Zarrella uses the Regressive Imagery Dictionary (RID) and Linguistic Inquiry and Word Count (LIWC) methods to arrive at the conclusion that, “Articles … that include sexual references in their titles are shared on Facebook far more than the average story.”

Zarrella has been actively capturing 12,000 links from news sites and blogs since February of this year for analysis.

As the chart below depicts, Facebook users are extremely fascinated with sex, as sex links are 90% more likely to be shared than other types of content. Links that are positive in nature and/or related to learning rank second and third in terms of shares, respectively.

On the flip side, links with negative tones or pertaining to leisure activities were actually 10% less likely to be shared. Also, self-referential links are only 10% more likely to be shared than the average link. So sex and sharing go hand-in-hand, but those ego links with attitude will slow down the sharing frequency.

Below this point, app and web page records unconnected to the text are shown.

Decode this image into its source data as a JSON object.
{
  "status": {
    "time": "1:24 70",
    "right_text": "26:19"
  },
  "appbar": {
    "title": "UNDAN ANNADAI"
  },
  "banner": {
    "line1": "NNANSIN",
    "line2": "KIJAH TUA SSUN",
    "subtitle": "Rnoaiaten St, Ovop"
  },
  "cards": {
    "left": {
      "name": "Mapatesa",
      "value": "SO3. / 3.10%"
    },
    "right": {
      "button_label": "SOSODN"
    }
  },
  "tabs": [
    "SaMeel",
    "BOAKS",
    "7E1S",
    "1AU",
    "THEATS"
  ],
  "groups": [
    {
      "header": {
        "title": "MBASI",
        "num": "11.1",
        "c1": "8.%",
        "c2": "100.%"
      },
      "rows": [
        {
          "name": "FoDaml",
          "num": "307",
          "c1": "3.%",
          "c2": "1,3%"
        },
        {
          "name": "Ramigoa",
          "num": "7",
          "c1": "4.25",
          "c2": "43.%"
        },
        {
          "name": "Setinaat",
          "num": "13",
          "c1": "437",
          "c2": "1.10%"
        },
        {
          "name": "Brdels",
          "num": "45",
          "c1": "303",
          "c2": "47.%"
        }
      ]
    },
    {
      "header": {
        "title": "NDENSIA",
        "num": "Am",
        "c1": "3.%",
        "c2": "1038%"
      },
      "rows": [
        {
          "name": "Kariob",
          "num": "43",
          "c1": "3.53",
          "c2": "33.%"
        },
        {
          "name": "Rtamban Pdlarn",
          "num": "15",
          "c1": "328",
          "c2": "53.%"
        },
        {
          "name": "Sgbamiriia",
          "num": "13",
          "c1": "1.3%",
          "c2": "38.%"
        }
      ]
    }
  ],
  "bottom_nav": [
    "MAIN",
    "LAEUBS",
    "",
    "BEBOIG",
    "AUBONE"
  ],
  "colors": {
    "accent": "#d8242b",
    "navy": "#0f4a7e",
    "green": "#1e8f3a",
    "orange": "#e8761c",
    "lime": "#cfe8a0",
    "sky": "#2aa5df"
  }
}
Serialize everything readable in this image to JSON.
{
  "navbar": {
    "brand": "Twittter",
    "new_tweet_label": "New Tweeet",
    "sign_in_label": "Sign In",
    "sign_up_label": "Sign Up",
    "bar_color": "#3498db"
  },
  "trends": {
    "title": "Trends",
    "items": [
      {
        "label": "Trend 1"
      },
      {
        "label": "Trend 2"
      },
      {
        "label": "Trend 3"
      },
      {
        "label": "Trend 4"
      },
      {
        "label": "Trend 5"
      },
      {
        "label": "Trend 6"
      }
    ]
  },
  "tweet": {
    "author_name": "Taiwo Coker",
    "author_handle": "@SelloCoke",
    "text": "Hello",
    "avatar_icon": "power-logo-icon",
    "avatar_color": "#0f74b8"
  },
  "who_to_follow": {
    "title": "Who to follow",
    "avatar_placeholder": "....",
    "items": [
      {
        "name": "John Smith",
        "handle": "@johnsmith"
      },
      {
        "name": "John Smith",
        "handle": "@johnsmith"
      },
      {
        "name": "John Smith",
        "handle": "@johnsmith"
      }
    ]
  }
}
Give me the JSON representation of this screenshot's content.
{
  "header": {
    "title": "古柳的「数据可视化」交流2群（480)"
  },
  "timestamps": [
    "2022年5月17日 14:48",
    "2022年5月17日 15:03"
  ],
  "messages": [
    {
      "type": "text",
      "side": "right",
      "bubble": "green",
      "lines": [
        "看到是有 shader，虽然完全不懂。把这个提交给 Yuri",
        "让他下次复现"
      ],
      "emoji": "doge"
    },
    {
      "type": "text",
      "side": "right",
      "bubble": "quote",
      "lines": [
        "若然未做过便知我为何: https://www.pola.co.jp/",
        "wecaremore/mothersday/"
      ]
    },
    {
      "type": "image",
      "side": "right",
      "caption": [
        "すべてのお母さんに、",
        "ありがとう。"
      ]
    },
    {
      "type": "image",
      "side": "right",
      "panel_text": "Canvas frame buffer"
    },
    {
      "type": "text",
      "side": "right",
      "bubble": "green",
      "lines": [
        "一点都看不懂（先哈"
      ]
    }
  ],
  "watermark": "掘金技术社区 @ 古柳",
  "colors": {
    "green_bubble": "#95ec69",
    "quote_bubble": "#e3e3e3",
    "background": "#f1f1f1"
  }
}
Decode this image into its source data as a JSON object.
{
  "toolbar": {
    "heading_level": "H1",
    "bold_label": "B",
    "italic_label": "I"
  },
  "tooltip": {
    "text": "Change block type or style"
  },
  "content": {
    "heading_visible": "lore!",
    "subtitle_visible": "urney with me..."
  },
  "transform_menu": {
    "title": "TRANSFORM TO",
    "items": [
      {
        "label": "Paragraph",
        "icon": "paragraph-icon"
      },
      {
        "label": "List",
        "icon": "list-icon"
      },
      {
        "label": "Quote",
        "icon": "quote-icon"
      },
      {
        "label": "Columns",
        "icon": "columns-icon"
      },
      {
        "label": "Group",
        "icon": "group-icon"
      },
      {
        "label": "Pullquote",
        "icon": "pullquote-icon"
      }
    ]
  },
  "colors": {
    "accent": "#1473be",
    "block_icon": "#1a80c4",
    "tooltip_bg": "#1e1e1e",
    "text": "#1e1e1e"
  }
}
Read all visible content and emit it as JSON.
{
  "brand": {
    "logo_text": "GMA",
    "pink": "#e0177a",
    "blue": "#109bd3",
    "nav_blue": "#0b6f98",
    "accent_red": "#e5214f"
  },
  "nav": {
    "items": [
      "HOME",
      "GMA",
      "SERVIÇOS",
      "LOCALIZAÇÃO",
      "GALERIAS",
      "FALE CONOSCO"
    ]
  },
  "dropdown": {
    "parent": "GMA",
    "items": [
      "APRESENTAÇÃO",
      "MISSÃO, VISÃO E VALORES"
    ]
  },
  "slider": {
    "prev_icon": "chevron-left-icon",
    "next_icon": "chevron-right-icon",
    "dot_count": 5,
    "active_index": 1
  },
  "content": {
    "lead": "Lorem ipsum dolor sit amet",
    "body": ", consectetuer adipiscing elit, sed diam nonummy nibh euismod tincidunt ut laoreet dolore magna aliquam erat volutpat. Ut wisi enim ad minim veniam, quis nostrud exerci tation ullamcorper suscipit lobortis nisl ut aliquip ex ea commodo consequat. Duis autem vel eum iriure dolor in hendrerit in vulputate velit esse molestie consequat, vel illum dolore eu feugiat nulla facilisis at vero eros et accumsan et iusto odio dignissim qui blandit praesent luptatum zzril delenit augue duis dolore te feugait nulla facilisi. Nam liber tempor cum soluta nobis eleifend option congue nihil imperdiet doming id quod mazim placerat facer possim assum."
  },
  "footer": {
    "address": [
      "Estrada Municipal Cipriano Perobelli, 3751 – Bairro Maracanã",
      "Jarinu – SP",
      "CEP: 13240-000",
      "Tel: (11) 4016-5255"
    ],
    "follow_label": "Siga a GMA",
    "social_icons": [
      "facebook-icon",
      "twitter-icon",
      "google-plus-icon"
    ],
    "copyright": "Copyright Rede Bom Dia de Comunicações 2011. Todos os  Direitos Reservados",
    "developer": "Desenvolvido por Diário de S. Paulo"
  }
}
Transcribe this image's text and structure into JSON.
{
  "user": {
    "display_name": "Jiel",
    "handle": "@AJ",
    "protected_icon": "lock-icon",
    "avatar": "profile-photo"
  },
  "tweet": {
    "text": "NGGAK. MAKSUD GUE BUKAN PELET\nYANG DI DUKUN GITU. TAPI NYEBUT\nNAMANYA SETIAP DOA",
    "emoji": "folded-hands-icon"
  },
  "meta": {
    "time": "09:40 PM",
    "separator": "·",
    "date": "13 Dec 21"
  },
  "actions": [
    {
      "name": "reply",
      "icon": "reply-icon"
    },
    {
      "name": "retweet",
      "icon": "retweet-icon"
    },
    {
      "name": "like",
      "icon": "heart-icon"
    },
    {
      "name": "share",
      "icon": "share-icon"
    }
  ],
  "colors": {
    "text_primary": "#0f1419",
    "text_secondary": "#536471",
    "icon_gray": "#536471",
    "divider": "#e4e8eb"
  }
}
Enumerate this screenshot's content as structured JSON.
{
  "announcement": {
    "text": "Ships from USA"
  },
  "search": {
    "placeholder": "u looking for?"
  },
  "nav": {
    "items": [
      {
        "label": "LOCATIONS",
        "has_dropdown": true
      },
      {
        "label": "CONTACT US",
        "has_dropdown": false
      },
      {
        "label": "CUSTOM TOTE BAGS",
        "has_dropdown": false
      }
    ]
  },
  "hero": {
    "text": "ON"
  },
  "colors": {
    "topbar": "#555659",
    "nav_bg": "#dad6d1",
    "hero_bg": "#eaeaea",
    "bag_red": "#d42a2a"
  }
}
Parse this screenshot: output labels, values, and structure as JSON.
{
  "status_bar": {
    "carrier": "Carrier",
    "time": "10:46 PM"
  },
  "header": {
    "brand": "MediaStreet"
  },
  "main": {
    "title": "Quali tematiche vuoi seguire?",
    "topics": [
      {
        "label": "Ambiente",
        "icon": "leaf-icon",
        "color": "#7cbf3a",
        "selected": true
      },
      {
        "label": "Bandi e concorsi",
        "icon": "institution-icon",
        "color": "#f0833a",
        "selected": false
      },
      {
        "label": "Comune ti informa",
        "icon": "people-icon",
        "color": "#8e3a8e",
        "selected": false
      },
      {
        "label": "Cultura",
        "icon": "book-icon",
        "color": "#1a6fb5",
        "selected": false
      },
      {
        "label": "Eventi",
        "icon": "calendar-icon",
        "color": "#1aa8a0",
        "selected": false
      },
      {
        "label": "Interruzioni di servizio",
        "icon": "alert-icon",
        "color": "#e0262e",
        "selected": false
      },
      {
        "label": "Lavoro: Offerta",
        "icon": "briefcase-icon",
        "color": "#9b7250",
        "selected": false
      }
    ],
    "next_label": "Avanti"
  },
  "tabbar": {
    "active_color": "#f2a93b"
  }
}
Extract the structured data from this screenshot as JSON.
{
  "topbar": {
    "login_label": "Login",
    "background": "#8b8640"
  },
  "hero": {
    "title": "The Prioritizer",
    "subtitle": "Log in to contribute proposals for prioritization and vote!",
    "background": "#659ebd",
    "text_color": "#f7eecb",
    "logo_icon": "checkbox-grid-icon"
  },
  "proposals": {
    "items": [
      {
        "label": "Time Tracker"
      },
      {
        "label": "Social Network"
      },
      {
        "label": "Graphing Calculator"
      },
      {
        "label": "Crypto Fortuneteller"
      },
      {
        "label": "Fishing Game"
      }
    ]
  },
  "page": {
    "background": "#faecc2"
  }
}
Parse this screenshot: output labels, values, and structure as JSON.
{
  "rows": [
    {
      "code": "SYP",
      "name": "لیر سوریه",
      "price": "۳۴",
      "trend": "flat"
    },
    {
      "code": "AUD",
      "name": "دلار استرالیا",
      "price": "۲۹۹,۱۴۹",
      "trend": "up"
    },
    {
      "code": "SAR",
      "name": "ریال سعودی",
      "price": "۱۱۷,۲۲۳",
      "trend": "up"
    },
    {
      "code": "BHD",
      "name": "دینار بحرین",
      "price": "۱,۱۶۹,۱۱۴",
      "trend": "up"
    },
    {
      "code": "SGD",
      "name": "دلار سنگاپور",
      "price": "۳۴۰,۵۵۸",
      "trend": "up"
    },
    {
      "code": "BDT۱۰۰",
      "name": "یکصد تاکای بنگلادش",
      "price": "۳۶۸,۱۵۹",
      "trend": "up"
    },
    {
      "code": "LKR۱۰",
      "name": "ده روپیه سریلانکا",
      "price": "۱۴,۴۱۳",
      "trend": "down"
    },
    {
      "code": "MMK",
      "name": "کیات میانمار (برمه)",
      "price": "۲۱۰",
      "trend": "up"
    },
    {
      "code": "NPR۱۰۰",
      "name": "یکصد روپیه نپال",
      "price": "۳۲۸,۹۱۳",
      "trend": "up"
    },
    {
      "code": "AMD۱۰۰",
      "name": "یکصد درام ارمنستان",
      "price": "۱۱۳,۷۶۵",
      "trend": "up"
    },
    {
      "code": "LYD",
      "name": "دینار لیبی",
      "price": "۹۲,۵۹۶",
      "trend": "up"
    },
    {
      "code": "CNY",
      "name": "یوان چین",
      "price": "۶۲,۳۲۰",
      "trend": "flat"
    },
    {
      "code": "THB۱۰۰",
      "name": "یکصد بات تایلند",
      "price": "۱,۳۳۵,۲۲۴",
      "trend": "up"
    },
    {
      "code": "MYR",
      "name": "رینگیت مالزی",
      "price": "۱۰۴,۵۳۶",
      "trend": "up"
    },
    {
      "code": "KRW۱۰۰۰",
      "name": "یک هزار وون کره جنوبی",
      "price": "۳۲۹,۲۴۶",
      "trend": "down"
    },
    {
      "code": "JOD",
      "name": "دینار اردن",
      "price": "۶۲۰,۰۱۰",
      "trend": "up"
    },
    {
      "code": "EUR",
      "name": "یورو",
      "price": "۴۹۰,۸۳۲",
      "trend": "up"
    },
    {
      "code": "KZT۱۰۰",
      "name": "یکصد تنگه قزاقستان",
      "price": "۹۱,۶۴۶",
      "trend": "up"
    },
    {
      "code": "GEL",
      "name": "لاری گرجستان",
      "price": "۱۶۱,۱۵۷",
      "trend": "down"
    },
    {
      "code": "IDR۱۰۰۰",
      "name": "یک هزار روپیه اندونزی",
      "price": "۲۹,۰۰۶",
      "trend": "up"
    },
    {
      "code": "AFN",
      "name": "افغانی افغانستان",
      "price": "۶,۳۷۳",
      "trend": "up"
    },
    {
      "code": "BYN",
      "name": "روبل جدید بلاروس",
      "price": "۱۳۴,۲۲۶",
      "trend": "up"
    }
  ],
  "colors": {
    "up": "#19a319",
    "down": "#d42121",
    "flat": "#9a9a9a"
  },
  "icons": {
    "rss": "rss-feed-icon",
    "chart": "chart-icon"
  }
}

For the average Facebook user, the results of Zarrella’s research mean very little. For marketers and brands, however, these findings could help them fine tune their link-sharing approach for maximum Facebook appeal.